Late last month, Nvidia updated its financial guidance for Q4, downgrading its expectations due to weaker than forecast sales in its gaming and datacenter businesses. Yesterday’s results were in line with those predictions.
Non-GAAP earnings per share were 80 cents, while analysts were looking for 75 cents. Revenue, meanwhile, came in at $2.21 billion. While that was down 24 percent YoY, it still beat the $2.20 billion Wall Street expected. Before Nvidia downgraded its guidance, analysts had been expecting $2.7 billion. And although shares are up 15 percent since the beginning of the year, they’re down around 36 percent across the last 12 months.
“This was a turbulent close to what had been a great year," Nvidia CEO Jensen Huang said in the company's press release. "The combination of post-crypto excess channel inventory and recent deteriorating end-market conditions drove a disappointing quarter."
Nvidia's share price over the last 12 months

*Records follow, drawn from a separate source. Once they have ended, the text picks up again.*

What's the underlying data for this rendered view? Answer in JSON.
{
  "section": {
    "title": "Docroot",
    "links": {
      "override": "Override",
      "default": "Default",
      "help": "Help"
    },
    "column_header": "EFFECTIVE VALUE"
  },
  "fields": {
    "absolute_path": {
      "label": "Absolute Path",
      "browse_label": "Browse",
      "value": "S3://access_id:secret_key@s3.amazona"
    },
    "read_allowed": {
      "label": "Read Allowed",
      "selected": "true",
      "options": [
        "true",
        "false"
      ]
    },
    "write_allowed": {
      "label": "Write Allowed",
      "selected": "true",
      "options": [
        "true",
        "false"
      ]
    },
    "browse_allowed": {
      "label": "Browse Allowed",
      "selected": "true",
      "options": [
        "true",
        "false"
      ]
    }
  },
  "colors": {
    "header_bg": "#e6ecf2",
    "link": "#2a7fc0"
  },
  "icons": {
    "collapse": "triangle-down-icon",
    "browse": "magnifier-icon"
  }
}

Huang said the price of Nvidia's high-end RTX launch cards saw many consumers resisting any purchases until the costs dropped. The delayed release of the RTX 2060—a result of Nvidia trying to get rid of its excess GTX 1060 stock following the crypto crash—also hurt sales.
"The inability to launch [the] 2060 was a big inhibitor for us, but we did so at CES," said Huang.
Looking to the future, Nvidia is predicting that fiscal year 2020 revenue will be "flat to down slightly,” while analysts were expecting a 7 percent decline.
Huang said the upcoming year would be a big one for gaming laptops, with more than 40 set to launch with RTX 2060 cards. And while there are currently few games that take advantage of Turing’s RTX real-time ray tracing capabilities, such as the just-launched Metro Exodus, more of them will start arriving in the coming months.